*** Opening of Data for processing ***
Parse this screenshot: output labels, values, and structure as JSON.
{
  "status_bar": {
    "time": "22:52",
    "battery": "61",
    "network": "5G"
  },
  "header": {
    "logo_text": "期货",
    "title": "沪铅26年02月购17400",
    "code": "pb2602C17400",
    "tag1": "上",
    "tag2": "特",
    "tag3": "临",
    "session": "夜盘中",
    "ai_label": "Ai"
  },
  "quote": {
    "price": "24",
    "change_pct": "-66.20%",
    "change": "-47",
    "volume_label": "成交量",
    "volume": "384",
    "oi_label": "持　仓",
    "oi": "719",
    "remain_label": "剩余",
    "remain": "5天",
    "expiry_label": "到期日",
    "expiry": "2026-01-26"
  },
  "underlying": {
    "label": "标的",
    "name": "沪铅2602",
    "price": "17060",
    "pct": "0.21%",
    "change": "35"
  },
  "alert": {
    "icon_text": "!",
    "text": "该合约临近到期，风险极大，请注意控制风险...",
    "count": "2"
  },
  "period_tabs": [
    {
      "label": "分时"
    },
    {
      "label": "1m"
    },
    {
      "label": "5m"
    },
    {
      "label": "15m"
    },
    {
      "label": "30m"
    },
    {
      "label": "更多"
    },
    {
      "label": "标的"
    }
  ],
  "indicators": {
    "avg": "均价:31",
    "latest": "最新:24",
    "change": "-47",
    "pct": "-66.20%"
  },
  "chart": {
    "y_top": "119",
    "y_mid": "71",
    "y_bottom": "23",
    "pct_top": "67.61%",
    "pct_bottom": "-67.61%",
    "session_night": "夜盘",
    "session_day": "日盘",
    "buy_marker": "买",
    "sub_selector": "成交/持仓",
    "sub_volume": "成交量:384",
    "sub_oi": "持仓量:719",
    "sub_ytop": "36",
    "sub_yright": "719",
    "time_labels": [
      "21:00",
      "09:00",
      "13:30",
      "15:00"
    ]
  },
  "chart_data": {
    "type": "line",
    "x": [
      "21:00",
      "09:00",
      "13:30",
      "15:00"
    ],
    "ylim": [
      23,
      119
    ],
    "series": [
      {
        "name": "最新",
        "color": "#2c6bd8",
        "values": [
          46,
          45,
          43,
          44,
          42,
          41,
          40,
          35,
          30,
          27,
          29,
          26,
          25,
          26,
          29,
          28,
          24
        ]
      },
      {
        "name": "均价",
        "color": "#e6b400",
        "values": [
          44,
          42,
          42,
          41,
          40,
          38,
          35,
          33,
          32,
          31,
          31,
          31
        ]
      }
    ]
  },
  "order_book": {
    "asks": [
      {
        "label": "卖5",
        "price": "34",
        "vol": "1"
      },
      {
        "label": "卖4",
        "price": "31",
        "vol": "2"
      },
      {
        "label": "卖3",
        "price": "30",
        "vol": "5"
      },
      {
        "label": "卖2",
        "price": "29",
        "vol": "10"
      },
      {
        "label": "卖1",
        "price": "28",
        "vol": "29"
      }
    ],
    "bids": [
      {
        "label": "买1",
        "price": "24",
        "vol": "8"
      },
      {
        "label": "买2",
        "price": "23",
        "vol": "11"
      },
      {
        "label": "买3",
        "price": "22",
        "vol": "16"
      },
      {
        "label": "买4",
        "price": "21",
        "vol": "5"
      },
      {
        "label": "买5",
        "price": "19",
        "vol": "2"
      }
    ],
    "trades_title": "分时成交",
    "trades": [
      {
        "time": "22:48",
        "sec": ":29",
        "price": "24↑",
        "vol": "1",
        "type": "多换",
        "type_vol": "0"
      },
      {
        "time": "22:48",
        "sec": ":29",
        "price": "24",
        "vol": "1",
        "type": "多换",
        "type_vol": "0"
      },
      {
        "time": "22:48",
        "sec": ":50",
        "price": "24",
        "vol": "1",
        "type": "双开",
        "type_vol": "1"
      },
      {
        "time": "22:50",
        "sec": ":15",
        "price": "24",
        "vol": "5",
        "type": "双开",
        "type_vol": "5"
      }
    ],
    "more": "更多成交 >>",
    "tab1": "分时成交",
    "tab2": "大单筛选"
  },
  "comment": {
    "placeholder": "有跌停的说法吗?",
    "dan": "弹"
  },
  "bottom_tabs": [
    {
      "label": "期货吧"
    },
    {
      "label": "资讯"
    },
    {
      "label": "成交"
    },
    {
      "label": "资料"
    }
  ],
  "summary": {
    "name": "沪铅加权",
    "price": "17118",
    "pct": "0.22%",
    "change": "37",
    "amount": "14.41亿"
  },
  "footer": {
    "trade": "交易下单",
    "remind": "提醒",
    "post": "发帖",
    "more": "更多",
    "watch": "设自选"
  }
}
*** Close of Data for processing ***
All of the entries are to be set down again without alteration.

#### [Exercise answer]
Parse this screenshot: output labels, values, and structure as JSON.
{
  "status_bar": {
    "time": "22:52",
    "battery": "61",
    "network": "5G"
  },
  "header": {
    "logo_text": "期货",
    "title": "沪铅26年02月购17400",
    "code": "pb2602C17400",
    "tag1": "上",
    "tag2": "特",
    "tag3": "临",
    "session": "夜盘中",
    "ai_label": "Ai"
  },
  "quote": {
    "price": "24",
    "change_pct": "-66.20%",
    "change": "-47",
    "volume_label": "成交量",
    "volume": "384",
    "oi_label": "持　仓",
    "oi": "719",
    "remain_label": "剩余",
    "remain": "5天",
    "expiry_label": "到期日",
    "expiry": "2026-01-26"
  },
  "underlying": {
    "label": "标的",
    "name": "沪铅2602",
    "price": "17060",
    "pct": "0.21%",
    "change": "35"
  },
  "alert": {
    "icon_text": "!",
    "text": "该合约临近到期，风险极大，请注意控制风险...",
    "count": "2"
  },
  "period_tabs": [
    {
      "label": "分时"
    },
    {
      "label": "1m"
    },
    {
      "label": "5m"
    },
    {
      "label": "15m"
    },
    {
      "label": "30m"
    },
    {
      "label": "更多"
    },
    {
      "label": "标的"
    }
  ],
  "indicators": {
    "avg": "均价:31",
    "latest": "最新:24",
    "change": "-47",
    "pct": "-66.20%"
  },
  "chart": {
    "y_top": "119",
    "y_mid": "71",
    "y_bottom": "23",
    "pct_top": "67.61%",
    "pct_bottom": "-67.61%",
    "session_night": "夜盘",
    "session_day": "日盘",
    "buy_marker": "买",
    "sub_selector": "成交/持仓",
    "sub_volume": "成交量:384",
    "sub_oi": "持仓量:719",
    "sub_ytop": "36",
    "sub_yright": "719",
    "time_labels": [
      "21:00",
      "09:00",
      "13:30",
      "15:00"
    ]
  },
  "chart_data": {
    "type": "line",
    "x": [
      "21:00",
      "09:00",
      "13:30",
      "15:00"
    ],
    "ylim": [
      23,
      119
    ],
    "series": [
      {
        "name": "最新",
        "color": "#2c6bd8",
        "values": [
          46,
          45,
          43,
          44,
          42,
          41,
          40,
          35,
          30,
          27,
          29,
          26,
          25,
          26,
          29,
          28,
          24
        ]
      },
      {
        "name": "均价",
        "color": "#e6b400",
        "values": [
          44,
          42,
          42,
          41,
          40,
          38,
          35,
          33,
          32,
          31,
          31,
          31
        ]
      }
    ]
  },
  "order_book": {
    "asks": [
      {
        "label": "卖5",
        "price": "34",
        "vol": "1"
      },
      {
        "label": "卖4",
        "price": "31",
        "vol": "2"
      },
      {
        "label": "卖3",
        "price": "30",
        "vol": "5"
      },
      {
        "label": "卖2",
        "price": "29",
        "vol": "10"
      },
      {
        "label": "卖1",
        "price": "28",
        "vol": "29"
      }
    ],
    "bids": [
      {
        "label": "买1",
        "price": "24",
        "vol": "8"
      },
      {
        "label": "买2",
        "price": "23",
        "vol": "11"
      },
      {
        "label": "买3",
        "price": "22",
        "vol": "16"
      },
      {
        "label": "买4",
        "price": "21",
        "vol": "5"
      },
      {
        "label": "买5",
        "price": "19",
        "vol": "2"
      }
    ],
    "trades_title": "分时成交",
    "trades": [
      {
        "time": "22:48",
        "sec": ":29",
        "price": "24↑",
        "vol": "1",
        "type": "多换",
        "type_vol": "0"
      },
      {
        "time": "22:48",
        "sec": ":29",
        "price": "24",
        "vol": "1",
        "type": "多换",
        "type_vol": "0"
      },
      {
        "time": "22:48",
        "sec": ":50",
        "price": "24",
        "vol": "1",
        "type": "双开",
        "type_vol": "1"
      },
      {
        "time": "22:50",
        "sec": ":15",
        "price": "24",
        "vol": "5",
        "type": "双开",
        "type_vol": "5"
      }
    ],
    "more": "更多成交 >>",
    "tab1": "分时成交",
    "tab2": "大单筛选"
  },
  "comment": {
    "placeholder": "有跌停的说法吗?",
    "dan": "弹"
  },
  "bottom_tabs": [
    {
      "label": "期货吧"
    },
    {
      "label": "资讯"
    },
    {
      "label": "成交"
    },
    {
      "label": "资料"
    }
  ],
  "summary": {
    "name": "沪铅加权",
    "price": "17118",
    "pct": "0.22%",
    "change": "37",
    "amount": "14.41亿"
  },
  "footer": {
    "trade": "交易下单",
    "remind": "提醒",
    "post": "发帖",
    "more": "更多",
    "watch": "设自选"
  }
}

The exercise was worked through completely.